- **TASK DESCRIPTION**: From the first line to the last, print the data exactly as written.
[PROVIDED ENTRIES]
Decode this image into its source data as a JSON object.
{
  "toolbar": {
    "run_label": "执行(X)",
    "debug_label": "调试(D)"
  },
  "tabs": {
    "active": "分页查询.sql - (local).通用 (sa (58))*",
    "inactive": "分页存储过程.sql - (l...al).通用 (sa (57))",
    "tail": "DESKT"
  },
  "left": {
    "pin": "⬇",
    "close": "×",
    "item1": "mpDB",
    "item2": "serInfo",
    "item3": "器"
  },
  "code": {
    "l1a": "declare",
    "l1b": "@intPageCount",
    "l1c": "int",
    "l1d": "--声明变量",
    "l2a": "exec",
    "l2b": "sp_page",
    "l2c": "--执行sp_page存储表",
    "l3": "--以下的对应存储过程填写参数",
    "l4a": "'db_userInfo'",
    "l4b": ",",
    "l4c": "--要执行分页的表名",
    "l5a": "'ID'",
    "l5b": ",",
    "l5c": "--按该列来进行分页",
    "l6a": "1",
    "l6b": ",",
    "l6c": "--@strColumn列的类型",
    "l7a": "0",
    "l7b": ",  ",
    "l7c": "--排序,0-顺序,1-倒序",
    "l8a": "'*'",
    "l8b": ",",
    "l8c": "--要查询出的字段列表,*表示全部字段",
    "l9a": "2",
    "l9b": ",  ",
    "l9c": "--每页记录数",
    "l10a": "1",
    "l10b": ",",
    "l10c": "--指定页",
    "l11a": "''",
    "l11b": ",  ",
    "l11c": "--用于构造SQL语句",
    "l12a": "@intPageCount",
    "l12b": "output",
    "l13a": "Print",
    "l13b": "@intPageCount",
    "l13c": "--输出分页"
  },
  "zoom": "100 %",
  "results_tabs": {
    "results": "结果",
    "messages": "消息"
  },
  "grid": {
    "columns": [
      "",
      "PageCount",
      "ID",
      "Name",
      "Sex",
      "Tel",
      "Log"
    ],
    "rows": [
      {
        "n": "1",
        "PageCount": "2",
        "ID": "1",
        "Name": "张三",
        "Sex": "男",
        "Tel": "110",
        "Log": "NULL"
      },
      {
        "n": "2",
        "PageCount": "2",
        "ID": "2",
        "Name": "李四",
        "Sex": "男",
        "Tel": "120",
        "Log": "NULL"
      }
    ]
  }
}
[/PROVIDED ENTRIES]
- **FINISHED TASK**:
Decode this image into its source data as a JSON object.
{
  "toolbar": {
    "run_label": "执行(X)",
    "debug_label": "调试(D)"
  },
  "tabs": {
    "active": "分页查询.sql - (local).通用 (sa (58))*",
    "inactive": "分页存储过程.sql - (l...al).通用 (sa (57))",
    "tail": "DESKT"
  },
  "left": {
    "pin": "⬇",
    "close": "×",
    "item1": "mpDB",
    "item2": "serInfo",
    "item3": "器"
  },
  "code": {
    "l1a": "declare",
    "l1b": "@intPageCount",
    "l1c": "int",
    "l1d": "--声明变量",
    "l2a": "exec",
    "l2b": "sp_page",
    "l2c": "--执行sp_page存储表",
    "l3": "--以下的对应存储过程填写参数",
    "l4a": "'db_userInfo'",
    "l4b": ",",
    "l4c": "--要执行分页的表名",
    "l5a": "'ID'",
    "l5b": ",",
    "l5c": "--按该列来进行分页",
    "l6a": "1",
    "l6b": ",",
    "l6c": "--@strColumn列的类型",
    "l7a": "0",
    "l7b": ",  ",
    "l7c": "--排序,0-顺序,1-倒序",
    "l8a": "'*'",
    "l8b": ",",
    "l8c": "--要查询出的字段列表,*表示全部字段",
    "l9a": "2",
    "l9b": ",  ",
    "l9c": "--每页记录数",
    "l10a": "1",
    "l10b": ",",
    "l10c": "--指定页",
    "l11a": "''",
    "l11b": ",  ",
    "l11c": "--用于构造SQL语句",
    "l12a": "@intPageCount",
    "l12b": "output",
    "l13a": "Print",
    "l13b": "@intPageCount",
    "l13c": "--输出分页"
  },
  "zoom": "100 %",
  "results_tabs": {
    "results": "结果",
    "messages": "消息"
  },
  "grid": {
    "columns": [
      "",
      "PageCount",
      "ID",
      "Name",
      "Sex",
      "Tel",
      "Log"
    ],
    "rows": [
      {
        "n": "1",
        "PageCount": "2",
        "ID": "1",
        "Name": "张三",
        "Sex": "男",
        "Tel": "110",
        "Log": "NULL"
      },
      {
        "n": "2",
        "PageCount": "2",
        "ID": "2",
        "Name": "李四",
        "Sex": "男",
        "Tel": "120",
        "Log": "NULL"
      }
    ]
  }
}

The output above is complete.